▶ WORK ITEM
Lines with the word "avatar": copy all of them from the entries below.

===

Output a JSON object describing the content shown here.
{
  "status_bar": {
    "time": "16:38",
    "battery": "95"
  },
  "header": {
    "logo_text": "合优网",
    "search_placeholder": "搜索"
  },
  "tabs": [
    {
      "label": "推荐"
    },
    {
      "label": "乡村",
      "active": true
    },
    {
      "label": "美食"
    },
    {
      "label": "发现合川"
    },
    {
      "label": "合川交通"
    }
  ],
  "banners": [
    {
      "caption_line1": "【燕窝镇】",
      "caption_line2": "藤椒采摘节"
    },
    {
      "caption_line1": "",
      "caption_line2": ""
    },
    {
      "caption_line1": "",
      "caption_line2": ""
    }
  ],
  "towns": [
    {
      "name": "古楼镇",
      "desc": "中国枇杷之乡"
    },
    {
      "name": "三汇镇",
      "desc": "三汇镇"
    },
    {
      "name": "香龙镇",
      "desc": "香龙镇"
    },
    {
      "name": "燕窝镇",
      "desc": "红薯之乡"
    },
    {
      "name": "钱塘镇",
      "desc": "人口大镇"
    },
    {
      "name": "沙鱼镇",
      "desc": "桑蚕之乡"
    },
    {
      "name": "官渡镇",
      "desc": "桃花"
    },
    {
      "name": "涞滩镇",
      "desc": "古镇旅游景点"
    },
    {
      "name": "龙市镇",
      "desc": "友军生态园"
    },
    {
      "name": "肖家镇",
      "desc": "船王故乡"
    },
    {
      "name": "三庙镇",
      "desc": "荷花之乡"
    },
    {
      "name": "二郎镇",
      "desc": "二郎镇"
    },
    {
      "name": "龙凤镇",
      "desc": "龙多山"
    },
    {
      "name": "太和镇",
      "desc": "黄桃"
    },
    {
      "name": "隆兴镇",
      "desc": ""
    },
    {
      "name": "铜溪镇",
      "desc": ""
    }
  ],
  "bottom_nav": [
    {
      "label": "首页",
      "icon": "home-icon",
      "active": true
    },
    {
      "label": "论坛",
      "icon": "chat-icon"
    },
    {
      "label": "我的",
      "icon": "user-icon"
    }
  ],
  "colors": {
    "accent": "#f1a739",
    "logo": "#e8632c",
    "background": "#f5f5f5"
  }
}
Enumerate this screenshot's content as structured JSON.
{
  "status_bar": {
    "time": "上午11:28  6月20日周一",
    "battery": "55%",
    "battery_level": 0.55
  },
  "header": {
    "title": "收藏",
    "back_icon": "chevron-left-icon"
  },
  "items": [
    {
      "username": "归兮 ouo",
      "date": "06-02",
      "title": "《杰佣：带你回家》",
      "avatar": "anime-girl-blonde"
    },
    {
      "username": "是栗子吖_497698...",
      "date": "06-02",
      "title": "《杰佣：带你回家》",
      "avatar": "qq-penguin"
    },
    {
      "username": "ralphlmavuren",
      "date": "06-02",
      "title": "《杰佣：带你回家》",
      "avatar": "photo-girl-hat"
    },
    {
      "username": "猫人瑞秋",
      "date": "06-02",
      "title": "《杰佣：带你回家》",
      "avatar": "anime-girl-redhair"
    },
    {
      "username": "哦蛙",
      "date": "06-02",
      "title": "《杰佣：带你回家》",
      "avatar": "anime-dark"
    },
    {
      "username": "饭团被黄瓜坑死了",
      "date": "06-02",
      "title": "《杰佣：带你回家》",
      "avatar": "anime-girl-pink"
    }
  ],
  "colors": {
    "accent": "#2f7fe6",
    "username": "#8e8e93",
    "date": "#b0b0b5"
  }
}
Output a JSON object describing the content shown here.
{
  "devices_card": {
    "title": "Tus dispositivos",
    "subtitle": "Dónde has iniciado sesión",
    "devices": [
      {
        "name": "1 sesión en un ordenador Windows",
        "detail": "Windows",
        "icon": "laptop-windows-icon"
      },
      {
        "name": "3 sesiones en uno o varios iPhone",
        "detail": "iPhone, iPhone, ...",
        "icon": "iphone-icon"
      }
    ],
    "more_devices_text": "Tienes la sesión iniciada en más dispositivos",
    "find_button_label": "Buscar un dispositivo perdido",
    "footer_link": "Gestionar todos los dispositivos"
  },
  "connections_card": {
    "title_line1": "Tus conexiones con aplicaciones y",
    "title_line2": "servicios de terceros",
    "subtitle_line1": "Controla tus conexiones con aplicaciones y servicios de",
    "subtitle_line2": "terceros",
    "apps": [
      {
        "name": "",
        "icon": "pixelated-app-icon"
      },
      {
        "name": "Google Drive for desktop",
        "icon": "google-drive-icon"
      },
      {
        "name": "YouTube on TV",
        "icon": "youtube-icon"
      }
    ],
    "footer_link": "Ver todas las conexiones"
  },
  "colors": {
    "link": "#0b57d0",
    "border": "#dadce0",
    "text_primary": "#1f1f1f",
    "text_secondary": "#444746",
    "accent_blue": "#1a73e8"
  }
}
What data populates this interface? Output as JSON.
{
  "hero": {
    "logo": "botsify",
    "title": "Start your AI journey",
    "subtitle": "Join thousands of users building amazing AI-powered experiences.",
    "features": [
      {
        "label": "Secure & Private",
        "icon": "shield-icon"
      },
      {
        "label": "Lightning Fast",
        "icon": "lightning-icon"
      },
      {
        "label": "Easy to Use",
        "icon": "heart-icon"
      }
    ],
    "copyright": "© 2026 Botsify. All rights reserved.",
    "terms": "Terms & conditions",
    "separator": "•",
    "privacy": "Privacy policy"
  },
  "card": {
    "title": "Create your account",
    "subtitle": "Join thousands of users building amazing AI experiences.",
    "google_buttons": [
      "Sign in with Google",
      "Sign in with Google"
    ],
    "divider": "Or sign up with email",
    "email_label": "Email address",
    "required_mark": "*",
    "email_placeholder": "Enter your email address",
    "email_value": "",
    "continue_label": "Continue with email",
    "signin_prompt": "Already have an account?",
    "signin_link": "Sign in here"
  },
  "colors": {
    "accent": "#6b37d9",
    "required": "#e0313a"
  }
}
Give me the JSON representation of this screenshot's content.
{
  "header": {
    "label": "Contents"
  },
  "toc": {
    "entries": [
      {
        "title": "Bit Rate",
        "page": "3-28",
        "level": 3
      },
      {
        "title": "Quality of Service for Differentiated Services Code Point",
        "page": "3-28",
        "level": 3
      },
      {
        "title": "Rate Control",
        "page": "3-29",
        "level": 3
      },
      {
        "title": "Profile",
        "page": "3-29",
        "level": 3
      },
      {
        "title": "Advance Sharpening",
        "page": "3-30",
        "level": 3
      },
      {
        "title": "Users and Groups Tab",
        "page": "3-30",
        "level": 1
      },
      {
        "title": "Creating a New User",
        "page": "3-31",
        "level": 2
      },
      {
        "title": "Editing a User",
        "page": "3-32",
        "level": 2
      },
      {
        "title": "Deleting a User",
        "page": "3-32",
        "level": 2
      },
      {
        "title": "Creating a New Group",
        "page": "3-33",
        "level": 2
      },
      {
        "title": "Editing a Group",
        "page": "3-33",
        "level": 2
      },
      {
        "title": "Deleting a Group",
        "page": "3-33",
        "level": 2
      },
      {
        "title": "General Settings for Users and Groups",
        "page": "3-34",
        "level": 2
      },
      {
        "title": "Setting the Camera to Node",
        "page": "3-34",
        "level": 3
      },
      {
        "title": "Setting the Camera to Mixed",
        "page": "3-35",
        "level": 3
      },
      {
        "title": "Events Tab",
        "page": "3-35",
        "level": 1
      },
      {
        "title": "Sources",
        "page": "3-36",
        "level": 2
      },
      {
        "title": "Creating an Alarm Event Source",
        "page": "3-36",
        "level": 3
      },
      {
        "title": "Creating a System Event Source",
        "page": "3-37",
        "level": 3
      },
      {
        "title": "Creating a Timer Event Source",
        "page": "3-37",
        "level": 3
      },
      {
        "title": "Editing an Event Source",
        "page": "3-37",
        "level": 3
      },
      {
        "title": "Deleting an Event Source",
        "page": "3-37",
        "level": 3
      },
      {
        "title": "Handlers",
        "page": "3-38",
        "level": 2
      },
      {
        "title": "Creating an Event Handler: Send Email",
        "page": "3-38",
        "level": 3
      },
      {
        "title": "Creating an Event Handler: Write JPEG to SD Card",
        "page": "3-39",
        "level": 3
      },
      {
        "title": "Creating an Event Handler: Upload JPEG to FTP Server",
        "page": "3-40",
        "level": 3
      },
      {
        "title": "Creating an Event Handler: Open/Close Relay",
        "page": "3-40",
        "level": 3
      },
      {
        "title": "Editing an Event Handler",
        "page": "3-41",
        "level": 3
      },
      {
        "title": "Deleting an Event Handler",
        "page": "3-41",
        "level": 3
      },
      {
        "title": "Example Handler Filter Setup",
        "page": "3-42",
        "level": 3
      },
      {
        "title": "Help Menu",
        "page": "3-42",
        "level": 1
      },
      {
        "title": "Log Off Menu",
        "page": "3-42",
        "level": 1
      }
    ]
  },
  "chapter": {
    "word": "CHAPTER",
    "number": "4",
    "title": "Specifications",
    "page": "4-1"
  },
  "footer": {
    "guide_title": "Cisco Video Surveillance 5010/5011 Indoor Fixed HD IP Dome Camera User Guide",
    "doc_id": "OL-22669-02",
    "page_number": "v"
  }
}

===

▶ OUTPUT BELOW
      "avatar": "anime-girl-blonde"
      "avatar": "qq-penguin"
      "avatar": "photo-girl-hat"
      "avatar": "anime-girl-redhair"
      "avatar": "anime-dark"
      "avatar": "anime-girl-pink"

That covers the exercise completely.